The records that follow are to be repeated exactly, with no pictures carried over.
** Opening DATASET CONTENT block **
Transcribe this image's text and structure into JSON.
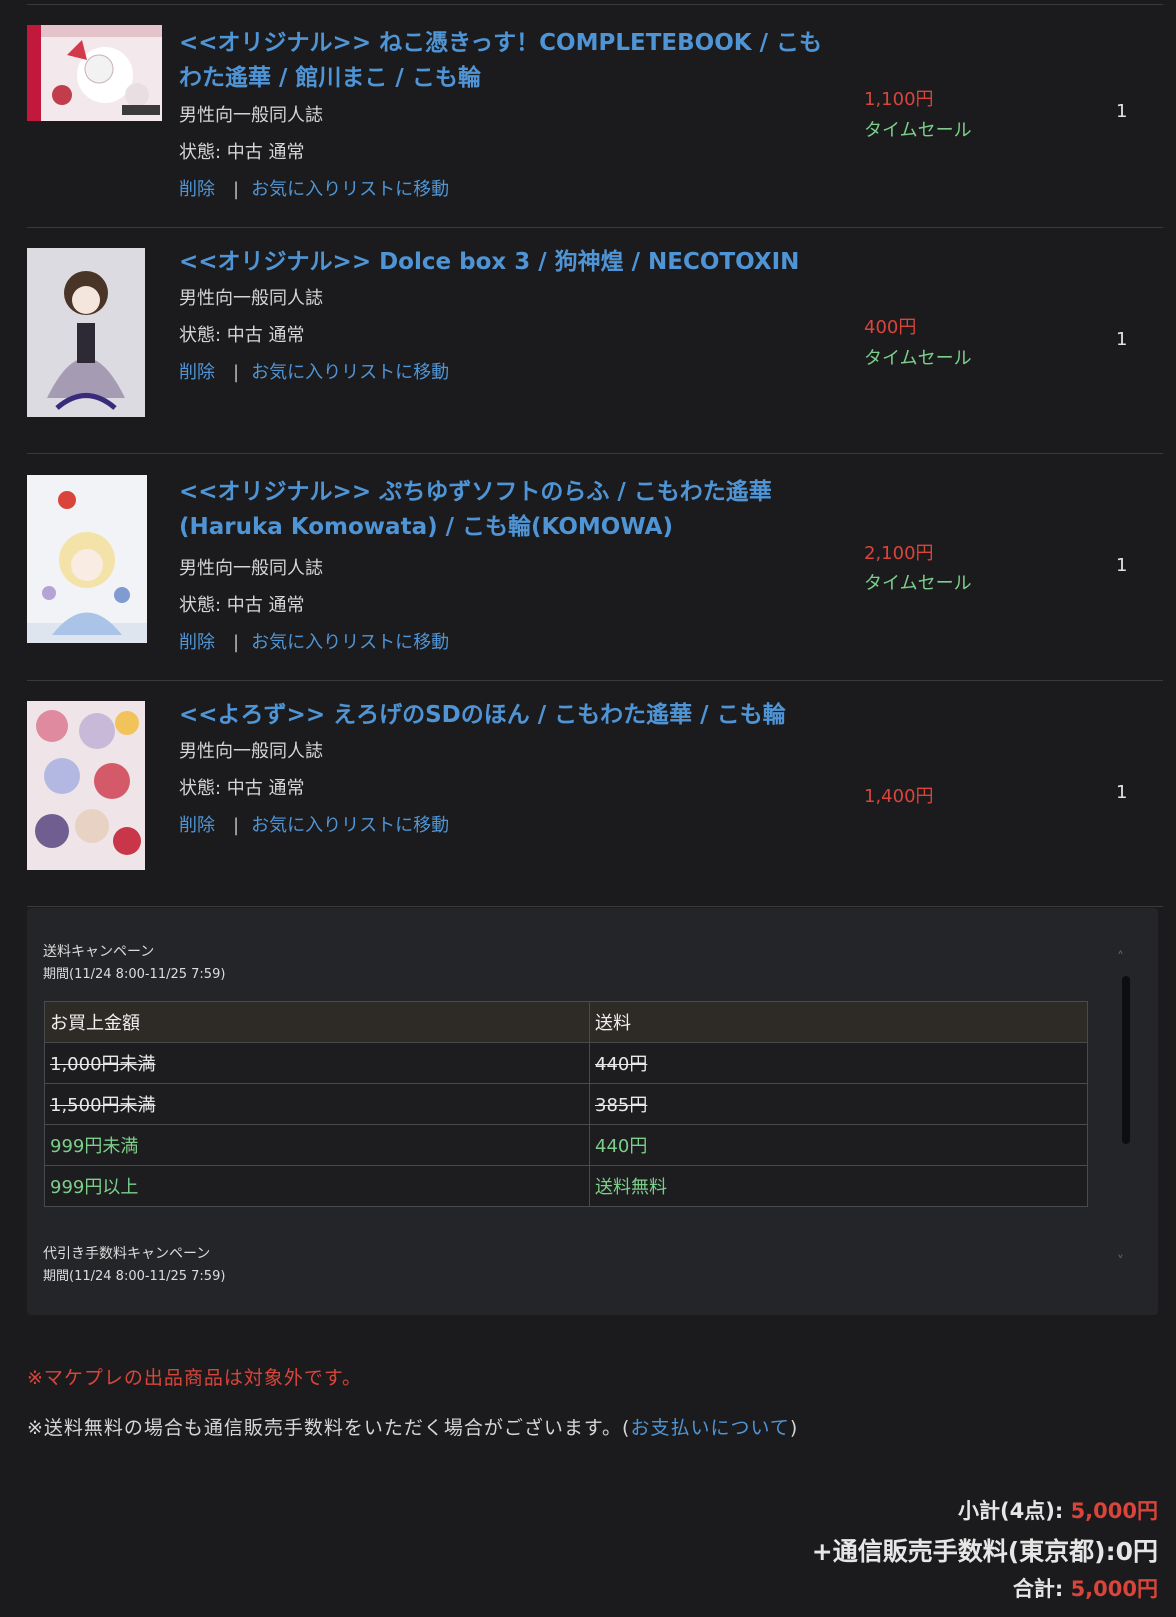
{
  "items": [
    {
      "title": "<<オリジナル>> ねこ憑きっす！COMPLETEBOOK / こもわた遙華 / 館川まこ / こも輪",
      "title_line1": "<<オリジナル>> ねこ憑きっす！COMPLETEBOOK / こも",
      "title_line2": "わた遙華 / 館川まこ / こも輪",
      "category": "男性向一般同人誌",
      "condition": "状態: 中古 通常",
      "delete_label": "削除",
      "favorite_label": "お気に入りリストに移動",
      "price": "1,100円",
      "sale": "タイムセール",
      "qty": "1"
    },
    {
      "title": "<<オリジナル>> Dolce box 3 / 狗神煌 / NECOTOXIN",
      "category": "男性向一般同人誌",
      "condition": "状態: 中古 通常",
      "delete_label": "削除",
      "favorite_label": "お気に入りリストに移動",
      "price": "400円",
      "sale": "タイムセール",
      "qty": "1"
    },
    {
      "title": "<<オリジナル>> ぷちゆずソフトのらふ / こもわた遙華 (Haruka Komowata) / こも輪(KOMOWA)",
      "title_line1": "<<オリジナル>> ぷちゆずソフトのらふ / こもわた遙華",
      "title_line2": "(Haruka Komowata) / こも輪(KOMOWA)",
      "category": "男性向一般同人誌",
      "condition": "状態: 中古 通常",
      "delete_label": "削除",
      "favorite_label": "お気に入りリストに移動",
      "price": "2,100円",
      "sale": "タイムセール",
      "qty": "1"
    },
    {
      "title": "<<よろず>> えろげのSDのほん / こもわた遙華 / こも輪",
      "category": "男性向一般同人誌",
      "condition": "状態: 中古 通常",
      "delete_label": "削除",
      "favorite_label": "お気に入りリストに移動",
      "price": "1,400円",
      "qty": "1"
    }
  ],
  "campaign": {
    "shipping_title": "送料キャンペーン",
    "shipping_period": "期間(11/24 8:00-11/25 7:59)",
    "table_headers": [
      "お買上金額",
      "送料"
    ],
    "rows": [
      {
        "amount": "1,000円未満",
        "fee": "440円",
        "struck": true
      },
      {
        "amount": "1,500円未満",
        "fee": "385円",
        "struck": true
      },
      {
        "amount": "999円未満",
        "fee": "440円",
        "struck": false
      },
      {
        "amount": "999円以上",
        "fee": "送料無料",
        "struck": false
      }
    ],
    "cod_title": "代引き手数料キャンペーン",
    "cod_period": "期間(11/24 8:00-11/25 7:59)"
  },
  "notes": {
    "marketplace": "※マケプレの出品商品は対象外です。",
    "free_shipping_prefix": "※送料無料の場合も通信販売手数料をいただく場合がございます。(",
    "payment_link": "お支払いについて",
    "free_shipping_suffix": ")"
  },
  "totals": {
    "subtotal_label": "小計(4点):",
    "subtotal_value": "5,000円",
    "fee_label": "+通信販売手数料(東京都):0円",
    "total_label": "合計:",
    "total_value": "5,000円"
  },
  "colors": {
    "link": "#4f95d6",
    "price": "#d9443b",
    "sale": "#7bcf8a",
    "background": "#1b1b1d"
  }
}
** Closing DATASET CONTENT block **
▶ **OUTPUT OF THE TASK**:
Transcribe this image's text and structure into JSON.
{
  "items": [
    {
      "title": "<<オリジナル>> ねこ憑きっす！COMPLETEBOOK / こもわた遙華 / 館川まこ / こも輪",
      "title_line1": "<<オリジナル>> ねこ憑きっす！COMPLETEBOOK / こも",
      "title_line2": "わた遙華 / 館川まこ / こも輪",
      "category": "男性向一般同人誌",
      "condition": "状態: 中古 通常",
      "delete_label": "削除",
      "favorite_label": "お気に入りリストに移動",
      "price": "1,100円",
      "sale": "タイムセール",
      "qty": "1"
    },
    {
      "title": "<<オリジナル>> Dolce box 3 / 狗神煌 / NECOTOXIN",
      "category": "男性向一般同人誌",
      "condition": "状態: 中古 通常",
      "delete_label": "削除",
      "favorite_label": "お気に入りリストに移動",
      "price": "400円",
      "sale": "タイムセール",
      "qty": "1"
    },
    {
      "title": "<<オリジナル>> ぷちゆずソフトのらふ / こもわた遙華 (Haruka Komowata) / こも輪(KOMOWA)",
      "title_line1": "<<オリジナル>> ぷちゆずソフトのらふ / こもわた遙華",
      "title_line2": "(Haruka Komowata) / こも輪(KOMOWA)",
      "category": "男性向一般同人誌",
      "condition": "状態: 中古 通常",
      "delete_label": "削除",
      "favorite_label": "お気に入りリストに移動",
      "price": "2,100円",
      "sale": "タイムセール",
      "qty": "1"
    },
    {
      "title": "<<よろず>> えろげのSDのほん / こもわた遙華 / こも輪",
      "category": "男性向一般同人誌",
      "condition": "状態: 中古 通常",
      "delete_label": "削除",
      "favorite_label": "お気に入りリストに移動",
      "price": "1,400円",
      "qty": "1"
    }
  ],
  "campaign": {
    "shipping_title": "送料キャンペーン",
    "shipping_period": "期間(11/24 8:00-11/25 7:59)",
    "table_headers": [
      "お買上金額",
      "送料"
    ],
    "rows": [
      {
        "amount": "1,000円未満",
        "fee": "440円",
        "struck": true
      },
      {
        "amount": "1,500円未満",
        "fee": "385円",
        "struck": true
      },
      {
        "amount": "999円未満",
        "fee": "440円",
        "struck": false
      },
      {
        "amount": "999円以上",
        "fee": "送料無料",
        "struck": false
      }
    ],
    "cod_title": "代引き手数料キャンペーン",
    "cod_period": "期間(11/24 8:00-11/25 7:59)"
  },
  "notes": {
    "marketplace": "※マケプレの出品商品は対象外です。",
    "free_shipping_prefix": "※送料無料の場合も通信販売手数料をいただく場合がございます。(",
    "payment_link": "お支払いについて",
    "free_shipping_suffix": ")"
  },
  "totals": {
    "subtotal_label": "小計(4点):",
    "subtotal_value": "5,000円",
    "fee_label": "+通信販売手数料(東京都):0円",
    "total_label": "合計:",
    "total_value": "5,000円"
  },
  "colors": {
    "link": "#4f95d6",
    "price": "#d9443b",
    "sale": "#7bcf8a",
    "background": "#1b1b1d"
  }
}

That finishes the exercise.